“The person who says something is impossible should not interrupt the person who is doing it.” — Chinese proverb
With COVID-19, we’re currently experiencing a situation that pretty much forces many companies to adapt to a working style that we at Giant Swarm have considered the norm from day one. In essence, working remotely from wherever you feel the most productive, and at a time and in a manner that suits you best. Of course, it’s not completely like this with us but more on this later.
Talking to many different company owners and team leads, I always get the same question: “But how do you control that people are actually working?”
My answer to this: “We don’t.”

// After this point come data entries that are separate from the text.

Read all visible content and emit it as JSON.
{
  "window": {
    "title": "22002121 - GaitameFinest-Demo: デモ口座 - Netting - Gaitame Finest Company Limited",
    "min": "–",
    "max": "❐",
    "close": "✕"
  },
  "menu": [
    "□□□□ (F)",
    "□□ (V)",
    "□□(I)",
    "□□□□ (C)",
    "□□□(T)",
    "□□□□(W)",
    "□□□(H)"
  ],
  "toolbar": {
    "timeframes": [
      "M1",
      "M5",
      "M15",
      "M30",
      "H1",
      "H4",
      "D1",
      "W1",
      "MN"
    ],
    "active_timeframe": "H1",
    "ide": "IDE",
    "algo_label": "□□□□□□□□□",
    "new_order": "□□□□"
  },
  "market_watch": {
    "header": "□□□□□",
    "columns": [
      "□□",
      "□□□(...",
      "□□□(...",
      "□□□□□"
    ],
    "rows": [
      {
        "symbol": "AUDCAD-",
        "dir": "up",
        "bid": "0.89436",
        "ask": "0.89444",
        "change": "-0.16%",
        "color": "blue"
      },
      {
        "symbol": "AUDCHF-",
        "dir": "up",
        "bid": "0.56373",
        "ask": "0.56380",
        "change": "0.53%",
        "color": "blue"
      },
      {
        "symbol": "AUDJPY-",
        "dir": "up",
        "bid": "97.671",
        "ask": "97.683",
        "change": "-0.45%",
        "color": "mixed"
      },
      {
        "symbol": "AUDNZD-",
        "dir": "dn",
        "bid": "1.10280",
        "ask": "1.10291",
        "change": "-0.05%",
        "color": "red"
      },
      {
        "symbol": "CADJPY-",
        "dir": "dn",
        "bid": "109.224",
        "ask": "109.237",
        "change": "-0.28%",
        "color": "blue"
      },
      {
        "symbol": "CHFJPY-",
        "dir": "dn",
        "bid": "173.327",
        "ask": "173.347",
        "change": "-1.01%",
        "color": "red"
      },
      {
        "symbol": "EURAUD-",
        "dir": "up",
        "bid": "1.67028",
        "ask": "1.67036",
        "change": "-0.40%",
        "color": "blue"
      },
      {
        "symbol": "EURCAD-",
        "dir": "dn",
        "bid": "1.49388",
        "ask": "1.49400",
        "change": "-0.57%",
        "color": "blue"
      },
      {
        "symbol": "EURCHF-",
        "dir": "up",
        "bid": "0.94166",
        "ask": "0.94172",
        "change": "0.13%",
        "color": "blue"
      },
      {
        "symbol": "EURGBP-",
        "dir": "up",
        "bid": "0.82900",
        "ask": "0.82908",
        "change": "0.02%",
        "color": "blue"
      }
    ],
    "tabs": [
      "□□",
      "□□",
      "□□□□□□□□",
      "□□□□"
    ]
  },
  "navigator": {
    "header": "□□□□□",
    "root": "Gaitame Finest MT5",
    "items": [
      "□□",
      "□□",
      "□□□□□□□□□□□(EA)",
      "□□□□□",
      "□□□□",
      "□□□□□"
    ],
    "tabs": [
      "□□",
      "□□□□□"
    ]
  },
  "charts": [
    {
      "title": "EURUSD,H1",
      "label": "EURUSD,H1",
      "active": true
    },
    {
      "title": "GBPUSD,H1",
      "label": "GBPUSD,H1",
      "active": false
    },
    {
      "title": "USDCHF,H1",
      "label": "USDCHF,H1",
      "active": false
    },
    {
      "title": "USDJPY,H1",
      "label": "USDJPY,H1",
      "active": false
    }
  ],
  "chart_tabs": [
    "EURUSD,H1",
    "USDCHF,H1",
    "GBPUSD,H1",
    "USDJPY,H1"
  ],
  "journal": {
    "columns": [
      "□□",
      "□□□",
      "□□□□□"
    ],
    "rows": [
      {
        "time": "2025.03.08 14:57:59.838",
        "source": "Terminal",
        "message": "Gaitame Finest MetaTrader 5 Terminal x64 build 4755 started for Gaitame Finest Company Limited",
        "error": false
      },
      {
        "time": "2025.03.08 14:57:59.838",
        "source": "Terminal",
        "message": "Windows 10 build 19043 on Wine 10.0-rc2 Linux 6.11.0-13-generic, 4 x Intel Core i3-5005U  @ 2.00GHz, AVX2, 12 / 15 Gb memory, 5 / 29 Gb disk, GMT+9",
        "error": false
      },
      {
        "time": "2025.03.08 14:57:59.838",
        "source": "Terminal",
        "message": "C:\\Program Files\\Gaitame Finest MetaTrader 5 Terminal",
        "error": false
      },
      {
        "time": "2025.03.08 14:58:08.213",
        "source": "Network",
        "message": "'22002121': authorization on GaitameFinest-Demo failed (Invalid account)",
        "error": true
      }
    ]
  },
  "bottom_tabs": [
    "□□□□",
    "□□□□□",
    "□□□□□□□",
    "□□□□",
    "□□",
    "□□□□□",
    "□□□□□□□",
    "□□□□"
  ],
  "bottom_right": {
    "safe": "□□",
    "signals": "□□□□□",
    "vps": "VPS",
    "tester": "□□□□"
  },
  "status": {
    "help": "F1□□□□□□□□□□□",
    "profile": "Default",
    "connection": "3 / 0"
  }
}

This usually confuses them more. But here’s the thing, control won’t get anyone to be productive. However, trust, motivation, and a sense of purpose might. And all of this is deeply linked to the company culture that Giant Swarm has established from day one.
Lately, things like using a webcam to take pictures of your employees every five minutes to make sure that they are in front of their screen have gained more popularity with companies who (under normal circumstances) would not consider remote work. However, assuming that this will lead to more productive work is a misconception. If people don’t want to work, they’ll find a way to get around it and no means of control will prevent this. And remember that real remote work has little to do with the old office adage “I’m doing home office on Fridays“ where yes, some people might do more of the ‘remote’ less of the ‘work’.
Why we don’t feel the need to micromanage our team members
It comes back to our founding principle that the best people do not work for money but for a purpose and a way of working. In other words, intrinsic motivation beats control every time.
A very simple but at the same time quite underestimated answer to the initial question is that we consider our team members to be adults. I know this sounds like Captain Obvious right now — but in many companies, this isn’t a given.
For us, this means that they are capable of organizing themselves in a way that leads to their most productive work output. In many cases, they have been doing their jobs for a while and are really good at what they do. We expect them to tell us what they need to do their job best and to be confident enough to speak up for themselves.
For some people, this doesn’t come naturally, and we are aware of this. However, through our culture and constant encouragement, we hope that everyone in the team finds the courage to confide in others. Another big aspect is that our team members are extremely passionate about their work and being a part of the ever-evolving tech world.
“There are 1600 superstars at Mercedes. But the strength of the team is every single individual. I cannot drive the car. I am not able to design an aerodynamic surface. But I try to understand everything around the guy who can. And I try to provide a framework for these individuals to perform at their best.” — Toto Wolf, Manager Mercedes AMG Petronas Formula 1 Team
The uncommon value of common sense
Offering things like flexible working hours, unlimited holidays, and the option to choose how and where you want to work doesn’t work without a shared understanding of common sense. We realize that these advantages are only possible because we all play by the rules. When we want the flexibility to work whenever we want, we also need to make sure that we don’t miss out on crucial meetings and that we get our stuff done in time. This system wouldn’t work if we, at the same time, wouldn’t do our jobs properly. We are working within a competitive global market after all. The same applies to vacation days. If all of us take 100 days off per year, the company wouldn’t survive, but there is no problem if we all take between 25 and 35 days.
When traveling, we ask our team members to treat the company money as if it were their own, which means no first-class flights or Michelin-starred restaurants on the company budget. And again, we trust that our employees are adults who make good decisions. ;-)
“Lead yourself, lead your superiors, lead your peers, employ good people, and free them to do the same. All else is trivia.” — Dee Hock
So far this has worked out pretty well. Will this still be the case when we grow to 500 people? I don’t know. However, I do know that we’ll try our very best to maintain and protect our culture for as long as we possibly can and adapt and revise wherever it’s necessary. The goal is to stay in the agile mindset and build, measure, and learn. In addition, we attack problems head-on to make sure that our rules and guidelines really do enable the best performance of our team. And any missteps lead to one-on-one discussions, not rules that punish everyone.
“Management Rule/Role No.1: GET THE HELL OUT OF THE WAY. “Manager” = Hurdle Removal Professional” — Tom Peters